[SUPPLIED INFORMATION]

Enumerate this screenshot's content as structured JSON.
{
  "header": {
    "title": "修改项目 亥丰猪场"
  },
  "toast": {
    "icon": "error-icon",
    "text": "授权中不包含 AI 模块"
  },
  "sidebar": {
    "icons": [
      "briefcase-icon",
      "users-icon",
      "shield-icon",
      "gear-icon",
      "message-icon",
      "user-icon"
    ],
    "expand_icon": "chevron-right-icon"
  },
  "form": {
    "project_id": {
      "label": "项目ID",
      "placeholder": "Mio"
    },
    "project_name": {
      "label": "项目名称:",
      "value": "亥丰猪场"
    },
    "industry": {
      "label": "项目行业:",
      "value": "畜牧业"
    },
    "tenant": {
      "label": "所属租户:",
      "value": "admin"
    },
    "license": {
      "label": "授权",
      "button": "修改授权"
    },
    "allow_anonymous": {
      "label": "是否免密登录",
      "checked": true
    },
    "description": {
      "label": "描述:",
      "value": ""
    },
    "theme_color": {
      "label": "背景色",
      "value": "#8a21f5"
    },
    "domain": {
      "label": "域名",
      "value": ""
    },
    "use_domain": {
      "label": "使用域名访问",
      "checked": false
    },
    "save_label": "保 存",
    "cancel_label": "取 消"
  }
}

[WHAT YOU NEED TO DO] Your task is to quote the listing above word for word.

[ANSWER SPACE]
Enumerate this screenshot's content as structured JSON.
{
  "header": {
    "title": "修改项目 亥丰猪场"
  },
  "toast": {
    "icon": "error-icon",
    "text": "授权中不包含 AI 模块"
  },
  "sidebar": {
    "icons": [
      "briefcase-icon",
      "users-icon",
      "shield-icon",
      "gear-icon",
      "message-icon",
      "user-icon"
    ],
    "expand_icon": "chevron-right-icon"
  },
  "form": {
    "project_id": {
      "label": "项目ID",
      "placeholder": "Mio"
    },
    "project_name": {
      "label": "项目名称:",
      "value": "亥丰猪场"
    },
    "industry": {
      "label": "项目行业:",
      "value": "畜牧业"
    },
    "tenant": {
      "label": "所属租户:",
      "value": "admin"
    },
    "license": {
      "label": "授权",
      "button": "修改授权"
    },
    "allow_anonymous": {
      "label": "是否免密登录",
      "checked": true
    },
    "description": {
      "label": "描述:",
      "value": ""
    },
    "theme_color": {
      "label": "背景色",
      "value": "#8a21f5"
    },
    "domain": {
      "label": "域名",
      "value": ""
    },
    "use_domain": {
      "label": "使用域名访问",
      "checked": false
    },
    "save_label": "保 存",
    "cancel_label": "取 消"
  }
}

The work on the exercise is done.